Amateur Radio Aids Post-Typhoon Rescue and Recovery Effort
Officials in the Philippines are still assessing the extent of damage wrought by Typhoon Haiyan (locally called “Yolanda”), which hit the central Philippines November 8. The death toll is at least 100, with many others injured and some 500,000 people left homeless. The typhoon (hurricane), with sustained winds approaching 150 MPH with gusts to 170 MPH, swept away homes and buildings, blocked roads with fallen trees and debris, and disrupted electrical power and communication facilities. Ham Emergency Radio Operator (HERO) Thelma Pascua, DU1IVT, said hams were handling essential traffic, as the rescue and relief effort continues.
“We have established a good HF communication link with Tacloban City,” she said. “Exchanges on air are for emergency, priority or welfare traffic to and from Leyte Province.

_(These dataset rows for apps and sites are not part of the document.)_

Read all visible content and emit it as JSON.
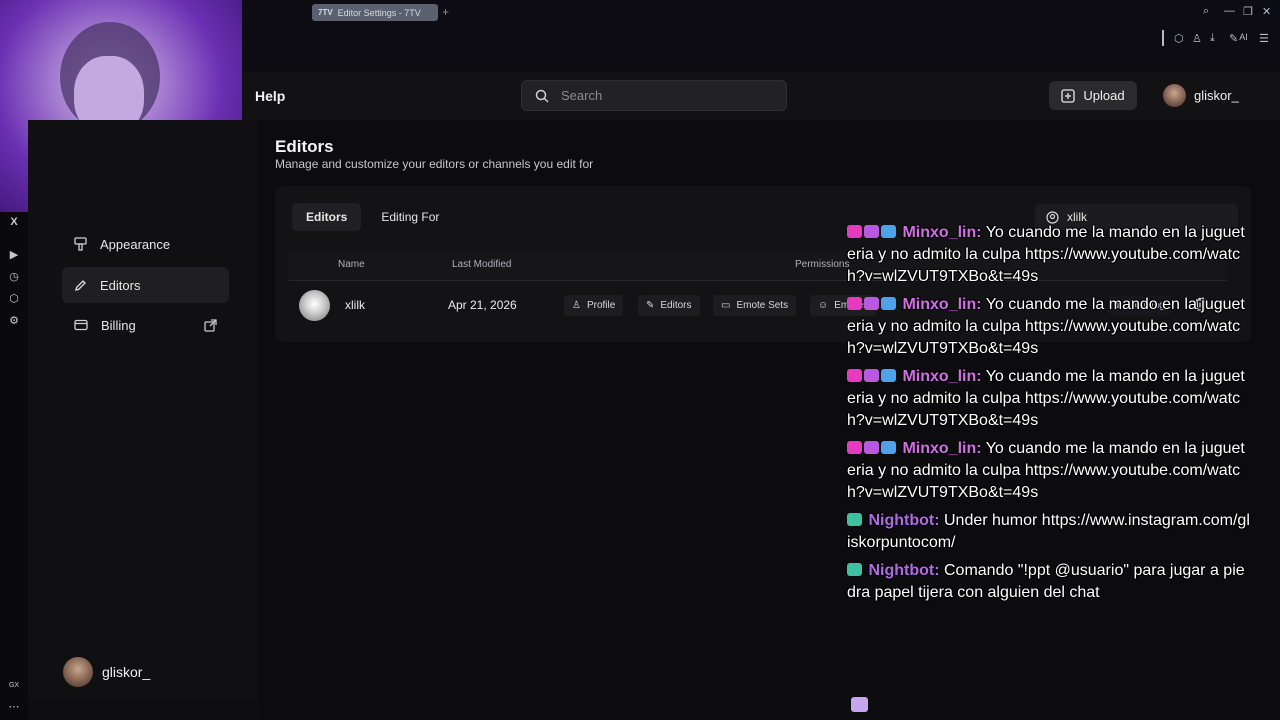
{
  "browser": {
    "tab_title": "Editor Settings - 7TV",
    "tab_favicon": "7TV",
    "new_tab_glyph": "+",
    "ai_label": "AI",
    "side_bottom_label": "GX"
  },
  "header": {
    "help_label": "Help",
    "search_placeholder": "Search",
    "upload_label": "Upload",
    "username": "gliskor_"
  },
  "sidebar": {
    "items": [
      {
        "label": "Appearance",
        "icon": "brush-icon"
      },
      {
        "label": "Editors",
        "icon": "pencil-icon",
        "active": true
      },
      {
        "label": "Billing",
        "icon": "card-icon"
      }
    ],
    "username": "gliskor_"
  },
  "main": {
    "title": "Editors",
    "subtitle": "Manage and customize your editors or channels you edit for",
    "tabs": [
      {
        "label": "Editors",
        "active": true
      },
      {
        "label": "Editing For",
        "active": false
      }
    ],
    "filter_value": "xlilk",
    "table": {
      "headers": [
        "Name",
        "Last Modified",
        "Permissions"
      ],
      "rows": [
        {
          "name": "xlilk",
          "last_modified": "Apr 21, 2026",
          "permissions": [
            "Profile",
            "Editors",
            "Emote Sets",
            "Emotes"
          ],
          "status": "Pending"
        }
      ]
    }
  },
  "chat": {
    "messages": [
      {
        "user": "Minxo_lin:",
        "text": "Yo cuando me la mando en la jugueteria y no admito la culpa https://www.youtube.com/watch?v=wlZVUT9TXBo&t=49s"
      },
      {
        "user": "Minxo_lin:",
        "text": "Yo cuando me la mando en la jugueteria y no admito la culpa https://www.youtube.com/watch?v=wlZVUT9TXBo&t=49s"
      },
      {
        "user": "Minxo_lin:",
        "text": "Yo cuando me la mando en la jugueteria y no admito la culpa https://www.youtube.com/watch?v=wlZVUT9TXBo&t=49s"
      },
      {
        "user": "Minxo_lin:",
        "text": "Yo cuando me la mando en la jugueteria y no admito la culpa https://www.youtube.com/watch?v=wlZVUT9TXBo&t=49s"
      },
      {
        "user": "Nightbot:",
        "text": "Under humor https://www.instagram.com/gliskorpuntocom/"
      },
      {
        "user": "Nightbot:",
        "text": "Comando \"!ppt @usuario\" para jugar a piedra papel tijera con alguien del chat"
      }
    ]
  },
  "colors": {
    "accent_pink": "#d46ee6",
    "bot_purple": "#b06ae8",
    "background": "#0e0e10"
  }
}
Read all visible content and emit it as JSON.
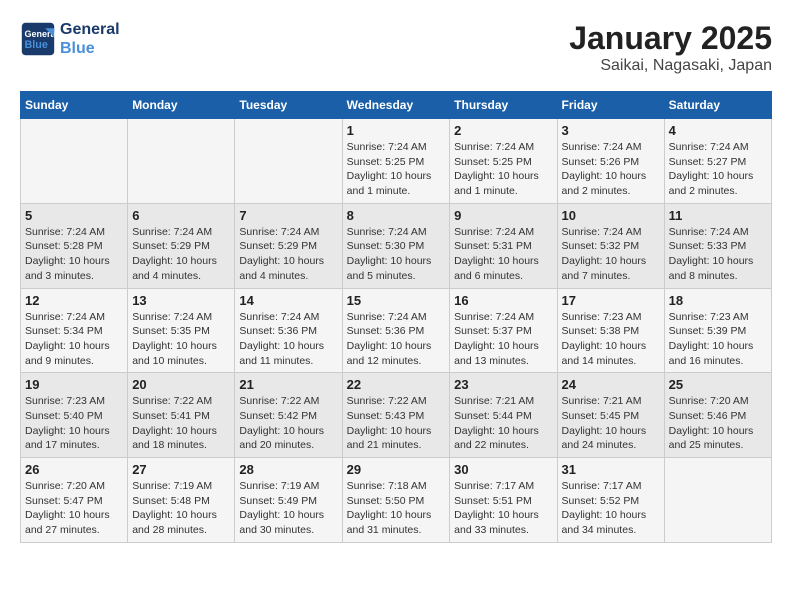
{
  "header": {
    "logo_line1": "General",
    "logo_line2": "Blue",
    "title": "January 2025",
    "subtitle": "Saikai, Nagasaki, Japan"
  },
  "weekdays": [
    "Sunday",
    "Monday",
    "Tuesday",
    "Wednesday",
    "Thursday",
    "Friday",
    "Saturday"
  ],
  "weeks": [
    [
      {
        "day": "",
        "info": ""
      },
      {
        "day": "",
        "info": ""
      },
      {
        "day": "",
        "info": ""
      },
      {
        "day": "1",
        "info": "Sunrise: 7:24 AM\nSunset: 5:25 PM\nDaylight: 10 hours\nand 1 minute."
      },
      {
        "day": "2",
        "info": "Sunrise: 7:24 AM\nSunset: 5:25 PM\nDaylight: 10 hours\nand 1 minute."
      },
      {
        "day": "3",
        "info": "Sunrise: 7:24 AM\nSunset: 5:26 PM\nDaylight: 10 hours\nand 2 minutes."
      },
      {
        "day": "4",
        "info": "Sunrise: 7:24 AM\nSunset: 5:27 PM\nDaylight: 10 hours\nand 2 minutes."
      }
    ],
    [
      {
        "day": "5",
        "info": "Sunrise: 7:24 AM\nSunset: 5:28 PM\nDaylight: 10 hours\nand 3 minutes."
      },
      {
        "day": "6",
        "info": "Sunrise: 7:24 AM\nSunset: 5:29 PM\nDaylight: 10 hours\nand 4 minutes."
      },
      {
        "day": "7",
        "info": "Sunrise: 7:24 AM\nSunset: 5:29 PM\nDaylight: 10 hours\nand 4 minutes."
      },
      {
        "day": "8",
        "info": "Sunrise: 7:24 AM\nSunset: 5:30 PM\nDaylight: 10 hours\nand 5 minutes."
      },
      {
        "day": "9",
        "info": "Sunrise: 7:24 AM\nSunset: 5:31 PM\nDaylight: 10 hours\nand 6 minutes."
      },
      {
        "day": "10",
        "info": "Sunrise: 7:24 AM\nSunset: 5:32 PM\nDaylight: 10 hours\nand 7 minutes."
      },
      {
        "day": "11",
        "info": "Sunrise: 7:24 AM\nSunset: 5:33 PM\nDaylight: 10 hours\nand 8 minutes."
      }
    ],
    [
      {
        "day": "12",
        "info": "Sunrise: 7:24 AM\nSunset: 5:34 PM\nDaylight: 10 hours\nand 9 minutes."
      },
      {
        "day": "13",
        "info": "Sunrise: 7:24 AM\nSunset: 5:35 PM\nDaylight: 10 hours\nand 10 minutes."
      },
      {
        "day": "14",
        "info": "Sunrise: 7:24 AM\nSunset: 5:36 PM\nDaylight: 10 hours\nand 11 minutes."
      },
      {
        "day": "15",
        "info": "Sunrise: 7:24 AM\nSunset: 5:36 PM\nDaylight: 10 hours\nand 12 minutes."
      },
      {
        "day": "16",
        "info": "Sunrise: 7:24 AM\nSunset: 5:37 PM\nDaylight: 10 hours\nand 13 minutes."
      },
      {
        "day": "17",
        "info": "Sunrise: 7:23 AM\nSunset: 5:38 PM\nDaylight: 10 hours\nand 14 minutes."
      },
      {
        "day": "18",
        "info": "Sunrise: 7:23 AM\nSunset: 5:39 PM\nDaylight: 10 hours\nand 16 minutes."
      }
    ],
    [
      {
        "day": "19",
        "info": "Sunrise: 7:23 AM\nSunset: 5:40 PM\nDaylight: 10 hours\nand 17 minutes."
      },
      {
        "day": "20",
        "info": "Sunrise: 7:22 AM\nSunset: 5:41 PM\nDaylight: 10 hours\nand 18 minutes."
      },
      {
        "day": "21",
        "info": "Sunrise: 7:22 AM\nSunset: 5:42 PM\nDaylight: 10 hours\nand 20 minutes."
      },
      {
        "day": "22",
        "info": "Sunrise: 7:22 AM\nSunset: 5:43 PM\nDaylight: 10 hours\nand 21 minutes."
      },
      {
        "day": "23",
        "info": "Sunrise: 7:21 AM\nSunset: 5:44 PM\nDaylight: 10 hours\nand 22 minutes."
      },
      {
        "day": "24",
        "info": "Sunrise: 7:21 AM\nSunset: 5:45 PM\nDaylight: 10 hours\nand 24 minutes."
      },
      {
        "day": "25",
        "info": "Sunrise: 7:20 AM\nSunset: 5:46 PM\nDaylight: 10 hours\nand 25 minutes."
      }
    ],
    [
      {
        "day": "26",
        "info": "Sunrise: 7:20 AM\nSunset: 5:47 PM\nDaylight: 10 hours\nand 27 minutes."
      },
      {
        "day": "27",
        "info": "Sunrise: 7:19 AM\nSunset: 5:48 PM\nDaylight: 10 hours\nand 28 minutes."
      },
      {
        "day": "28",
        "info": "Sunrise: 7:19 AM\nSunset: 5:49 PM\nDaylight: 10 hours\nand 30 minutes."
      },
      {
        "day": "29",
        "info": "Sunrise: 7:18 AM\nSunset: 5:50 PM\nDaylight: 10 hours\nand 31 minutes."
      },
      {
        "day": "30",
        "info": "Sunrise: 7:17 AM\nSunset: 5:51 PM\nDaylight: 10 hours\nand 33 minutes."
      },
      {
        "day": "31",
        "info": "Sunrise: 7:17 AM\nSunset: 5:52 PM\nDaylight: 10 hours\nand 34 minutes."
      },
      {
        "day": "",
        "info": ""
      }
    ]
  ]
}
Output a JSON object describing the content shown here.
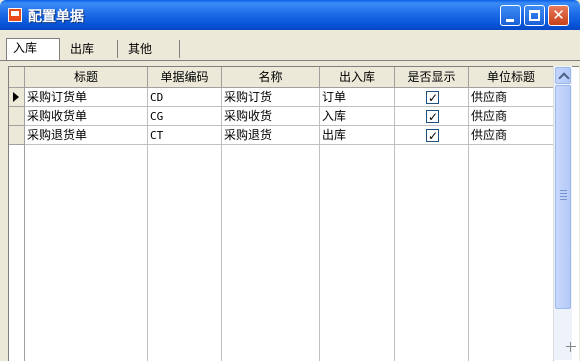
{
  "window": {
    "title": "配置单据",
    "icon": "app-icon"
  },
  "tabs": [
    "入库",
    "出库",
    "其他"
  ],
  "active_tab": "入库",
  "grid": {
    "columns": [
      "标题",
      "单据编码",
      "名称",
      "出入库",
      "是否显示",
      "单位标题"
    ],
    "rows": [
      {
        "title": "采购订货单",
        "code": "CD",
        "name": "采购订货",
        "inout": "订单",
        "show": true,
        "unit": "供应商"
      },
      {
        "title": "采购收货单",
        "code": "CG",
        "name": "采购收货",
        "inout": "入库",
        "show": true,
        "unit": "供应商"
      },
      {
        "title": "采购退货单",
        "code": "CT",
        "name": "采购退货",
        "inout": "出库",
        "show": true,
        "unit": "供应商"
      }
    ],
    "current_row_indicator": "arrow-right-icon",
    "check_mark": "✓"
  },
  "colors": {
    "title_bar": "#0A5FE8",
    "window_bg": "#ECE9D8",
    "close_button": "#C9401A"
  }
}
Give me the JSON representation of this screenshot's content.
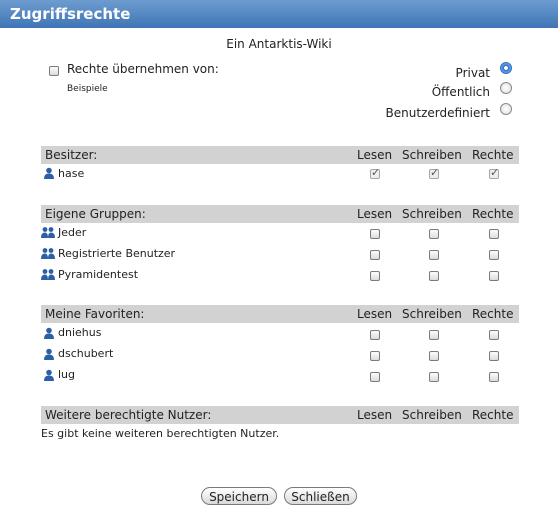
{
  "title": "Zugriffsrechte",
  "subtitle": "Ein Antarktis-Wiki",
  "inherit": {
    "label": "Rechte übernehmen von:",
    "example": "Beispiele"
  },
  "visibility": {
    "options": [
      "Privat",
      "Öffentlich",
      "Benutzerdefiniert"
    ],
    "selected": "Privat"
  },
  "columns": {
    "read": "Lesen",
    "write": "Schreiben",
    "rights": "Rechte"
  },
  "owner_section": {
    "label": "Besitzer:",
    "user": "hase"
  },
  "groups_section": {
    "label": "Eigene Gruppen:",
    "items": [
      "Jeder",
      "Registrierte Benutzer",
      "Pyramidentest"
    ]
  },
  "favorites_section": {
    "label": "Meine Favoriten:",
    "items": [
      "dniehus",
      "dschubert",
      "lug"
    ]
  },
  "more_section": {
    "label": "Weitere berechtigte Nutzer:",
    "empty_text": "Es gibt keine weiteren berechtigten Nutzer."
  },
  "buttons": {
    "save": "Speichern",
    "close": "Schließen"
  },
  "colors": {
    "titlebar": "#4f82be",
    "section_bg": "#d2d2d2",
    "icon_blue": "#2d5fa8"
  },
  "icons": {
    "user": "user-icon",
    "group": "group-icon"
  }
}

This may take days while other means of communications are yet to be restored.” DX5RAN (RADNET or District 5 Radio Amateur Network) is operating at the Tacloban City Hall powered by a generator and using a wire antenna. Tacloban City is on Leyte, the hardest-hit island and one of six islands that the typhoon slammed into on Friday.
Survivors sheltering in damaged homes described how the noise sounded like a jumbo jet was flying above their roofs. Pascua said that the National Telecommunications Commission was monitoring the traffic on the HERO networks on 40 and 2 meters. “Also, even without commercial power, an amateur club, DX7BC in Bohol is with us on 7.095 MHz, ready to relay, in case propagation becomes poor between DU1 and DU5,” she explained. “Bohol is on the eastern side of Leyte. We admire these hams, with such a short break from their relief and humanitarian operations [from an October earthquake], here they are again ready to help out in communications. They are in the Governor's place as the command center.” High-ranking government officials are expected to use a HERO link, with Nathan Eamiguel, DU5AOK, as the operator, to communicate with the National Disaster and Risk Reduction Council.
The Philippines Amateur Radio Association (PARA) activated the HERO operators in advance of Typhoon Haiyan, and it has been in use ever since. After leaving the Philippines the fast-moving typhoon is headed across the South China Sea, and other countries China and Vietnam among them, lie in its projected path. — Jim Linton VK3PC, Chairman IARU Region 3 Disaster Communications Committee